Cons: Expensive for larger libraries, time consuming, write-once discs means a lot of waste.
Direct Attach Storage or simple Network Attach Storage
Mechanical hard drives offer a rediculous amount of storage for the money. For example, a simple 1TB external USB hard drive can come in under one-hundred dollars on sale. Unsurprisingly, the vast number of computer users out there who do back up their personal data use a simple external hard drive.
The direct attach and network attach external storage space offers a huge variety of devices for data storgage. Most are just simple drives, while some, like HP's nifty SimpleSave drives, come with software that makes using them for back ups much easier by scanning your files and locating important data for backup.
The next level of these devices include data redundancy, meaning they write your data to more than one drive. These are often more expensive, but offer a greater level of protection for your backup data. If you plan on using this drive to archive data (remove it from your PC and keep it here), data redundancy is critical.
While many have found using these simpler storage devices to be effective for backing up data, there's one huge issue with them that makes me shy away from recommending them. That problem - the user. The number one reason these devices fail to provide adequate protection is because they require effort. In most cases, you have to initiate the backup, make sure your latest copies are on there, etc. Many who I talk to who use this form of backup haven't done a backup in weeks, sometimes months. It's just too easy to put off doing it or forget entirely.
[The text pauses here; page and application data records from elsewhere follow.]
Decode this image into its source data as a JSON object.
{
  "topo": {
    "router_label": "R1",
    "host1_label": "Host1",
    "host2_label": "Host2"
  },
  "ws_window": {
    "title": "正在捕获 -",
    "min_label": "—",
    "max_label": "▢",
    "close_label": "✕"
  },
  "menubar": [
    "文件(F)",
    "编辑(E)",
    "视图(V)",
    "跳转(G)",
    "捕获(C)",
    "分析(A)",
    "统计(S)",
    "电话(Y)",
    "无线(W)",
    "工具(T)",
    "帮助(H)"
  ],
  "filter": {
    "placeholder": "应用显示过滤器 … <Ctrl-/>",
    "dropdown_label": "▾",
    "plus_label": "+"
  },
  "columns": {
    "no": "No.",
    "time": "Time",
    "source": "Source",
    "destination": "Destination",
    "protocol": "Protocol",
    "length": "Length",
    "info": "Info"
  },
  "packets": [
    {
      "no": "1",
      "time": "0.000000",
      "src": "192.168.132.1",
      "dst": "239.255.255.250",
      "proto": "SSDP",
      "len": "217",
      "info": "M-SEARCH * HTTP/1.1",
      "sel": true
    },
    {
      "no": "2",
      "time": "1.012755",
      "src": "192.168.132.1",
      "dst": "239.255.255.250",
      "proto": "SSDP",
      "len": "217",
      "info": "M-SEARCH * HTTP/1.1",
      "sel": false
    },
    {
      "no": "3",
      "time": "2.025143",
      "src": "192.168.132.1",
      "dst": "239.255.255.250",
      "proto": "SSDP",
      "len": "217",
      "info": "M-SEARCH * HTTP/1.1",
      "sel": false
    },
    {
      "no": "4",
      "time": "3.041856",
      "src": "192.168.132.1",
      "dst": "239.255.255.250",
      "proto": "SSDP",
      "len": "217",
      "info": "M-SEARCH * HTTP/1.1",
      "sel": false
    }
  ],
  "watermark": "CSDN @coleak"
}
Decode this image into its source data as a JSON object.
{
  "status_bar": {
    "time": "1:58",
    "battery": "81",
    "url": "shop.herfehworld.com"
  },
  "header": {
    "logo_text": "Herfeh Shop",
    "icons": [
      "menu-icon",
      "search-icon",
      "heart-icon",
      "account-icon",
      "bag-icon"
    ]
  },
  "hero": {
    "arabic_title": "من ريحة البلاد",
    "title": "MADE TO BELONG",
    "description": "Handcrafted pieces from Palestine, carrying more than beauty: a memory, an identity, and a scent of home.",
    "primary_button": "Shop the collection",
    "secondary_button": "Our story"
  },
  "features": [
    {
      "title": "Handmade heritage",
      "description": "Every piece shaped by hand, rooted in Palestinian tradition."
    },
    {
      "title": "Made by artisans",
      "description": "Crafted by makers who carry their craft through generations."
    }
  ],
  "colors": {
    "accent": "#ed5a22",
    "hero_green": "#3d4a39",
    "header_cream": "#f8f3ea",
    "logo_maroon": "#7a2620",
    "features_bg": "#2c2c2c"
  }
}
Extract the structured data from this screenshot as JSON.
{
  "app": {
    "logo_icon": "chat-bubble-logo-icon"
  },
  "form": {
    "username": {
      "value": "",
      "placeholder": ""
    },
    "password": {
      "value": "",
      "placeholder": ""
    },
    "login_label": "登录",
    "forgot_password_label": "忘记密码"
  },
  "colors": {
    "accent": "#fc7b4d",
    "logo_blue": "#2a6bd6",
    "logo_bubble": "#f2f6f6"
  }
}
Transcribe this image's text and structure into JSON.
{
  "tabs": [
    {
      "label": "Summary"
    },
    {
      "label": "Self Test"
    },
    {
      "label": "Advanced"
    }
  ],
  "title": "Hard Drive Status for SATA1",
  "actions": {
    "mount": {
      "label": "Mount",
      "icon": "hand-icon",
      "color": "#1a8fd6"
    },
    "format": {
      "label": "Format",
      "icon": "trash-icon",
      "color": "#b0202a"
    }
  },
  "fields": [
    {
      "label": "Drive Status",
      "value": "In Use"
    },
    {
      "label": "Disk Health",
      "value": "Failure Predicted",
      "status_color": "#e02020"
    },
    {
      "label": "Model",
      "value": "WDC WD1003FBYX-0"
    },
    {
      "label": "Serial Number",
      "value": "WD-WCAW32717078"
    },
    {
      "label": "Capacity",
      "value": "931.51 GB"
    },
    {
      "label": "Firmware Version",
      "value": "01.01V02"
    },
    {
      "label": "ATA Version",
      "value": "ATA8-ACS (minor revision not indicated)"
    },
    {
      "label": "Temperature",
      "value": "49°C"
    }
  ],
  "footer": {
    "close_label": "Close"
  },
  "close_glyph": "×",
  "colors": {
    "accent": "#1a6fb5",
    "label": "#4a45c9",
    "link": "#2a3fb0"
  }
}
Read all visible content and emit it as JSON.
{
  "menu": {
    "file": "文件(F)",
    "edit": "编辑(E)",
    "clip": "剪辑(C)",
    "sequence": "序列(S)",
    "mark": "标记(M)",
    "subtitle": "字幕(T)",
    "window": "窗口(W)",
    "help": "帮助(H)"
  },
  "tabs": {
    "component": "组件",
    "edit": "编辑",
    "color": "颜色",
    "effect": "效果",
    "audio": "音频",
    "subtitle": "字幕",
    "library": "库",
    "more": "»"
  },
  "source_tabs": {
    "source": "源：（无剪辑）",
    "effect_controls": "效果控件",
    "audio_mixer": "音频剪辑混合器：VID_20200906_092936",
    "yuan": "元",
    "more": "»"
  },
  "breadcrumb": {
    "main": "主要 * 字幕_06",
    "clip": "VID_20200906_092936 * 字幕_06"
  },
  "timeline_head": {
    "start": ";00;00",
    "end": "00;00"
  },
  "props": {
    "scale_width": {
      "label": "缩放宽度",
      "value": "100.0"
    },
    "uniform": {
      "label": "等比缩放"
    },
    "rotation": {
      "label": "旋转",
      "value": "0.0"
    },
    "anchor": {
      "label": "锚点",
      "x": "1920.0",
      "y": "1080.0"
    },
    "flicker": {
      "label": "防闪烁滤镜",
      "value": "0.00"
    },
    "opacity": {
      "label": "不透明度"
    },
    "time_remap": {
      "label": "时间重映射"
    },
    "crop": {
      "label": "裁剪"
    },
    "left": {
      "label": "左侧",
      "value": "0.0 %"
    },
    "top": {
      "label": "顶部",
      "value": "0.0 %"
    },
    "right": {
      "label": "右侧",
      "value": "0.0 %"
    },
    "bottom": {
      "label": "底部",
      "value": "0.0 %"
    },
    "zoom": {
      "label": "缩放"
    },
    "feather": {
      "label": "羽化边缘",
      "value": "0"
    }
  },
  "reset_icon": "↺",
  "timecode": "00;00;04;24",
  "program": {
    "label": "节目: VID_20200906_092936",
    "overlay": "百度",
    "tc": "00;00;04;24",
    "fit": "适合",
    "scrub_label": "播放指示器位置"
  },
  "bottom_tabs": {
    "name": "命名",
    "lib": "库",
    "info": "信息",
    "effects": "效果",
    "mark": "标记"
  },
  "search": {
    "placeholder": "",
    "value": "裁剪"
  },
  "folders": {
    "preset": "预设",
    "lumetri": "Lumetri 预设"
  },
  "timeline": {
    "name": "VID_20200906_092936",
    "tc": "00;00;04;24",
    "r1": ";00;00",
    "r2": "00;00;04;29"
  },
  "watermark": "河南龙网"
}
Pros: Cost effective, simple to set up.
Cons: Easy to forget, takes time and effort, not always data redundant.
HP MediaSmart Server / Windows Home Server
This is a website devoted to the HP MediaSmart Server, and I'm clearly a fan of their product and Windows Home Server in general. That said, I'll try to be objective here and give you the facts and not sound like a promo.
Windows Home Servers like the HP MediaSmart Server are a more expensive backup solution than a simple direct attach or network attach device, but do offer far more flexibility and functionality than just backup. However, I'll just focus on its backup abilities here.
As a data protection device, the HP MediaSmart Server has you covered in several ways.
For starters, backups are done at the drive level, which means you don't have to choose what backs up. It grabs a copy of your entire drive so nothing is missed, and because of how it stores data intelligently, it can house multiple backups of the same drive over a period of time. This lets you reach back to a backup months ago to grab a version of a file before you made a stupid mistake several weeks ago that you just caught now.
Second, everything can be set up to happen automatically. At some point overnight, your computer will wake up, backup to the server, then go back to sleep. No effort needed.
Third, it's a whole home solution. For those with spouses, kids, and multiple computers, the home server can manage the backups for all of them automatically. As your families data storage needs grow, your home server can easily grow with them.
Finally, it offers entire PC restoration. Not only can you backup your entire drive, but you can also restore an entire computer from it in the event your PC goes down from a hard drive failure or virus. Less downtime... less headache.
As a longtime user of Windows Home Server and the HP MediaSmart Server, I personally feel it's an ideal solution for the modern digital family. It's not perfect, though. The setup and adminstration is far more complicated than a basic external drive, and when things don't work, figuring out why isn't always easy. I've had few issues personally; my server chugs along and does its thing with little attention from me.
Pros: Whole home solution, complete drive backup and restoration, tons more features.
Cons: Cost, complexity.
Think About Your Strategy
Think about your current strategy for backing up your data. When did you last do a backup? If your computer's hard drive were to fail today, what would you lose?
Continue to Step 2 >>